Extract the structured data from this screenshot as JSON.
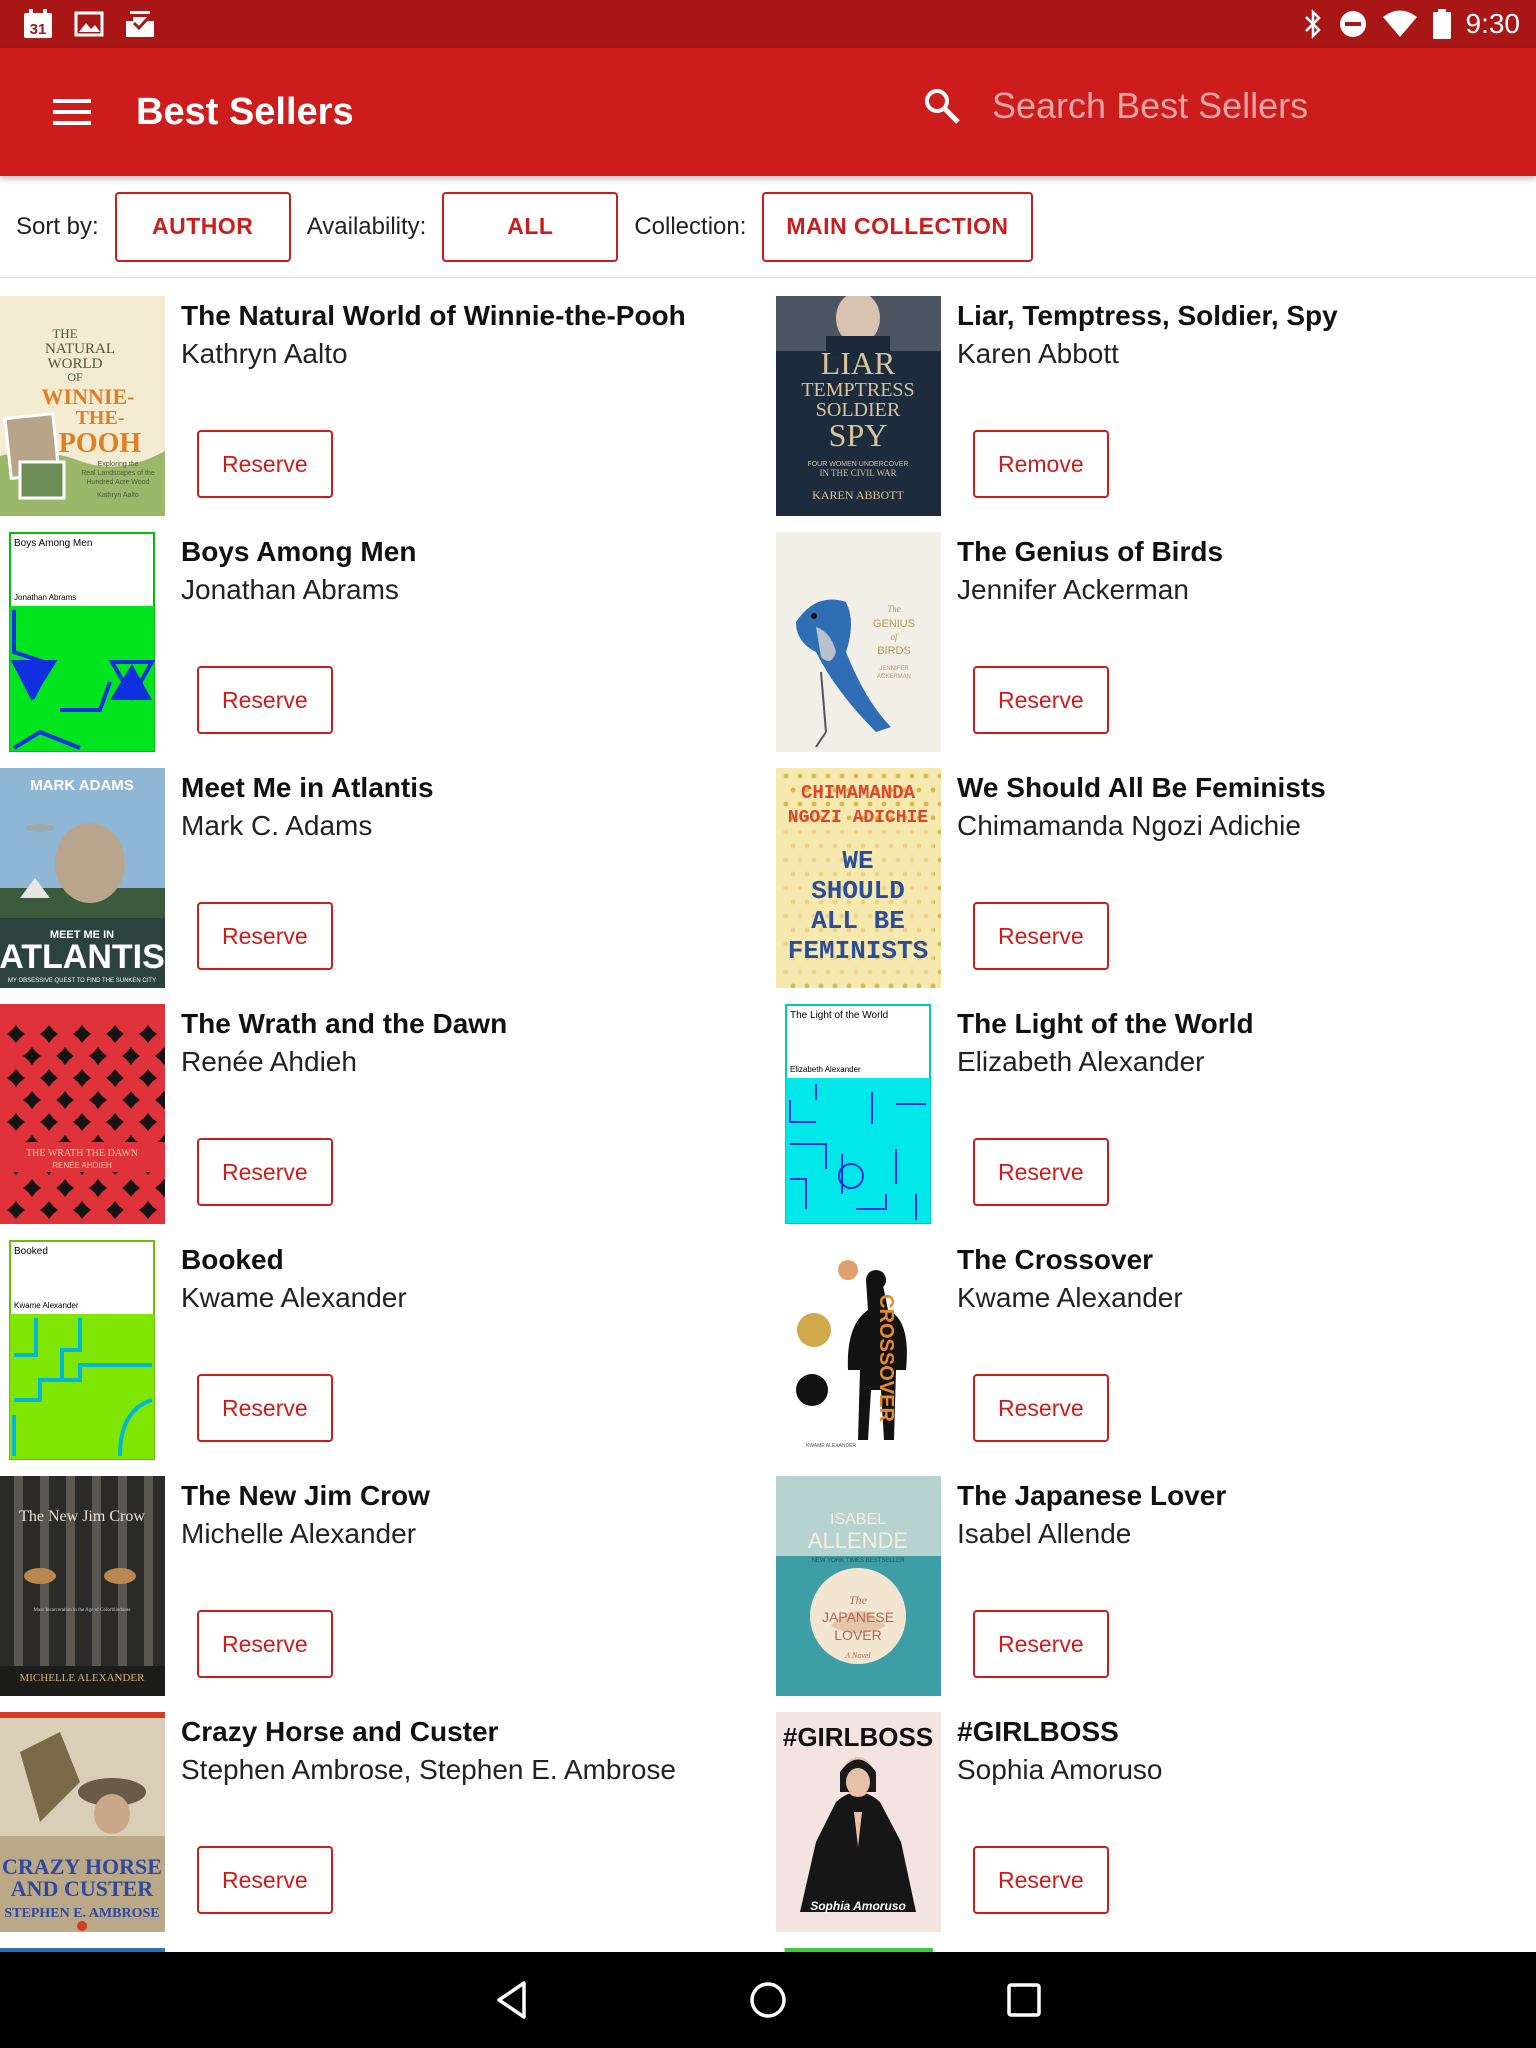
{
  "status_bar": {
    "time": "9:30",
    "left_icons": [
      "calendar-icon",
      "image-icon",
      "inbox-check-icon"
    ],
    "calendar_day": "31",
    "right_icons": [
      "bluetooth-icon",
      "do-not-disturb-icon",
      "wifi-icon",
      "battery-icon"
    ]
  },
  "app_bar": {
    "title": "Best Sellers",
    "search_placeholder": "Search Best Sellers",
    "background_color": "#cc1d1c"
  },
  "filters": {
    "sort_label": "Sort by:",
    "sort_value": "AUTHOR",
    "availability_label": "Availability:",
    "availability_value": "ALL",
    "collection_label": "Collection:",
    "collection_value": "MAIN COLLECTION"
  },
  "books": [
    {
      "title": "The Natural World of Winnie-the-Pooh",
      "author": "Kathryn Aalto",
      "action": "Reserve",
      "cover": {
        "style": "pooh",
        "lines": [
          "THE",
          "NATURAL",
          "WORLD",
          "OF",
          "WINNIE-",
          "THE-",
          "POOH",
          "Exploring the",
          "Real Landscapes of the",
          "Hundred Acre Wood",
          "Kathryn Aalto"
        ]
      }
    },
    {
      "title": "Liar, Temptress, Soldier, Spy",
      "author": "Karen Abbott",
      "action": "Remove",
      "cover": {
        "style": "liar",
        "lines": [
          "LIAR",
          "TEMPTRESS",
          "SOLDIER",
          "SPY",
          "FOUR WOMEN UNDERCOVER",
          "IN THE CIVIL WAR",
          "KAREN ABBOTT"
        ]
      }
    },
    {
      "title": "Boys Among Men",
      "author": "Jonathan Abrams",
      "action": "Reserve",
      "cover": {
        "style": "generated-green",
        "lines": [
          "Boys Among Men",
          "Jonathan Abrams"
        ]
      }
    },
    {
      "title": "The Genius of Birds",
      "author": "Jennifer Ackerman",
      "action": "Reserve",
      "cover": {
        "style": "birds",
        "lines": [
          "The",
          "GENIUS",
          "of",
          "BIRDS",
          "JENNIFER",
          "ACKERMAN"
        ]
      }
    },
    {
      "title": "Meet Me in Atlantis",
      "author": "Mark C. Adams",
      "action": "Reserve",
      "cover": {
        "style": "atlantis",
        "lines": [
          "MARK ADAMS",
          "MEET ME IN",
          "ATLANTIS",
          "MY OBSESSIVE QUEST TO FIND THE SUNKEN CITY"
        ]
      }
    },
    {
      "title": "We Should All Be Feminists",
      "author": "Chimamanda Ngozi Adichie",
      "action": "Reserve",
      "cover": {
        "style": "feminists",
        "lines": [
          "CHIMAMANDA",
          "NGOZI ADICHIE",
          "WE",
          "SHOULD",
          "ALL BE",
          "FEMINISTS"
        ]
      }
    },
    {
      "title": "The Wrath and the Dawn",
      "author": "Renée Ahdieh",
      "action": "Reserve",
      "cover": {
        "style": "wrath",
        "lines": [
          "THE WRATH THE DAWN",
          "RENÉE AHDIEH"
        ]
      }
    },
    {
      "title": "The Light of the World",
      "author": "Elizabeth Alexander",
      "action": "Reserve",
      "cover": {
        "style": "generated-cyan",
        "lines": [
          "The Light of the World",
          "Elizabeth Alexander"
        ]
      }
    },
    {
      "title": "Booked",
      "author": "Kwame Alexander",
      "action": "Reserve",
      "cover": {
        "style": "generated-lime",
        "lines": [
          "Booked",
          "Kwame Alexander"
        ]
      }
    },
    {
      "title": "The Crossover",
      "author": "Kwame Alexander",
      "action": "Reserve",
      "cover": {
        "style": "crossover",
        "lines": [
          "CROSSOVER",
          "KWAME ALEXANDER"
        ]
      }
    },
    {
      "title": "The New Jim Crow",
      "author": "Michelle Alexander",
      "action": "Reserve",
      "cover": {
        "style": "jimcrow",
        "lines": [
          "The New Jim Crow",
          "Mass Incarceration in the Age of Colorblindness",
          "MICHELLE ALEXANDER"
        ]
      }
    },
    {
      "title": "The Japanese Lover",
      "author": "Isabel Allende",
      "action": "Reserve",
      "cover": {
        "style": "japanese",
        "lines": [
          "ISABEL",
          "ALLENDE",
          "NEW YORK TIMES BESTSELLER",
          "The",
          "JAPANESE",
          "LOVER",
          "A Novel"
        ]
      }
    },
    {
      "title": "Crazy Horse and Custer",
      "author": "Stephen Ambrose, Stephen E. Ambrose",
      "action": "Reserve",
      "cover": {
        "style": "crazyhorse",
        "lines": [
          "CRAZY HORSE",
          "AND CUSTER",
          "STEPHEN E. AMBROSE"
        ]
      }
    },
    {
      "title": "#GIRLBOSS",
      "author": "Sophia Amoruso",
      "action": "Reserve",
      "cover": {
        "style": "girlboss",
        "lines": [
          "#GIRLBOSS",
          "Sophia Amoruso"
        ]
      }
    }
  ],
  "nav_bar": {
    "icons": [
      "back-icon",
      "home-icon",
      "recents-icon"
    ]
  }
}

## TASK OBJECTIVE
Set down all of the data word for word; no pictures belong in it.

## REPLY
Extract the structured data from this screenshot as JSON.
{
  "status_bar": {
    "time": "9:30",
    "left_icons": [
      "calendar-icon",
      "image-icon",
      "inbox-check-icon"
    ],
    "calendar_day": "31",
    "right_icons": [
      "bluetooth-icon",
      "do-not-disturb-icon",
      "wifi-icon",
      "battery-icon"
    ]
  },
  "app_bar": {
    "title": "Best Sellers",
    "search_placeholder": "Search Best Sellers",
    "background_color": "#cc1d1c"
  },
  "filters": {
    "sort_label": "Sort by:",
    "sort_value": "AUTHOR",
    "availability_label": "Availability:",
    "availability_value": "ALL",
    "collection_label": "Collection:",
    "collection_value": "MAIN COLLECTION"
  },
  "books": [
    {
      "title": "The Natural World of Winnie-the-Pooh",
      "author": "Kathryn Aalto",
      "action": "Reserve",
      "cover": {
        "style": "pooh",
        "lines": [
          "THE",
          "NATURAL",
          "WORLD",
          "OF",
          "WINNIE-",
          "THE-",
          "POOH",
          "Exploring the",
          "Real Landscapes of the",
          "Hundred Acre Wood",
          "Kathryn Aalto"
        ]
      }
    },
    {
      "title": "Liar, Temptress, Soldier, Spy",
      "author": "Karen Abbott",
      "action": "Remove",
      "cover": {
        "style": "liar",
        "lines": [
          "LIAR",
          "TEMPTRESS",
          "SOLDIER",
          "SPY",
          "FOUR WOMEN UNDERCOVER",
          "IN THE CIVIL WAR",
          "KAREN ABBOTT"
        ]
      }
    },
    {
      "title": "Boys Among Men",
      "author": "Jonathan Abrams",
      "action": "Reserve",
      "cover": {
        "style": "generated-green",
        "lines": [
          "Boys Among Men",
          "Jonathan Abrams"
        ]
      }
    },
    {
      "title": "The Genius of Birds",
      "author": "Jennifer Ackerman",
      "action": "Reserve",
      "cover": {
        "style": "birds",
        "lines": [
          "The",
          "GENIUS",
          "of",
          "BIRDS",
          "JENNIFER",
          "ACKERMAN"
        ]
      }
    },
    {
      "title": "Meet Me in Atlantis",
      "author": "Mark C. Adams",
      "action": "Reserve",
      "cover": {
        "style": "atlantis",
        "lines": [
          "MARK ADAMS",
          "MEET ME IN",
          "ATLANTIS",
          "MY OBSESSIVE QUEST TO FIND THE SUNKEN CITY"
        ]
      }
    },
    {
      "title": "We Should All Be Feminists",
      "author": "Chimamanda Ngozi Adichie",
      "action": "Reserve",
      "cover": {
        "style": "feminists",
        "lines": [
          "CHIMAMANDA",
          "NGOZI ADICHIE",
          "WE",
          "SHOULD",
          "ALL BE",
          "FEMINISTS"
        ]
      }
    },
    {
      "title": "The Wrath and the Dawn",
      "author": "Renée Ahdieh",
      "action": "Reserve",
      "cover": {
        "style": "wrath",
        "lines": [
          "THE WRATH THE DAWN",
          "RENÉE AHDIEH"
        ]
      }
    },
    {
      "title": "The Light of the World",
      "author": "Elizabeth Alexander",
      "action": "Reserve",
      "cover": {
        "style": "generated-cyan",
        "lines": [
          "The Light of the World",
          "Elizabeth Alexander"
        ]
      }
    },
    {
      "title": "Booked",
      "author": "Kwame Alexander",
      "action": "Reserve",
      "cover": {
        "style": "generated-lime",
        "lines": [
          "Booked",
          "Kwame Alexander"
        ]
      }
    },
    {
      "title": "The Crossover",
      "author": "Kwame Alexander",
      "action": "Reserve",
      "cover": {
        "style": "crossover",
        "lines": [
          "CROSSOVER",
          "KWAME ALEXANDER"
        ]
      }
    },
    {
      "title": "The New Jim Crow",
      "author": "Michelle Alexander",
      "action": "Reserve",
      "cover": {
        "style": "jimcrow",
        "lines": [
          "The New Jim Crow",
          "Mass Incarceration in the Age of Colorblindness",
          "MICHELLE ALEXANDER"
        ]
      }
    },
    {
      "title": "The Japanese Lover",
      "author": "Isabel Allende",
      "action": "Reserve",
      "cover": {
        "style": "japanese",
        "lines": [
          "ISABEL",
          "ALLENDE",
          "NEW YORK TIMES BESTSELLER",
          "The",
          "JAPANESE",
          "LOVER",
          "A Novel"
        ]
      }
    },
    {
      "title": "Crazy Horse and Custer",
      "author": "Stephen Ambrose, Stephen E. Ambrose",
      "action": "Reserve",
      "cover": {
        "style": "crazyhorse",
        "lines": [
          "CRAZY HORSE",
          "AND CUSTER",
          "STEPHEN E. AMBROSE"
        ]
      }
    },
    {
      "title": "#GIRLBOSS",
      "author": "Sophia Amoruso",
      "action": "Reserve",
      "cover": {
        "style": "girlboss",
        "lines": [
          "#GIRLBOSS",
          "Sophia Amoruso"
        ]
      }
    }
  ],
  "nav_bar": {
    "icons": [
      "back-icon",
      "home-icon",
      "recents-icon"
    ]
  }
}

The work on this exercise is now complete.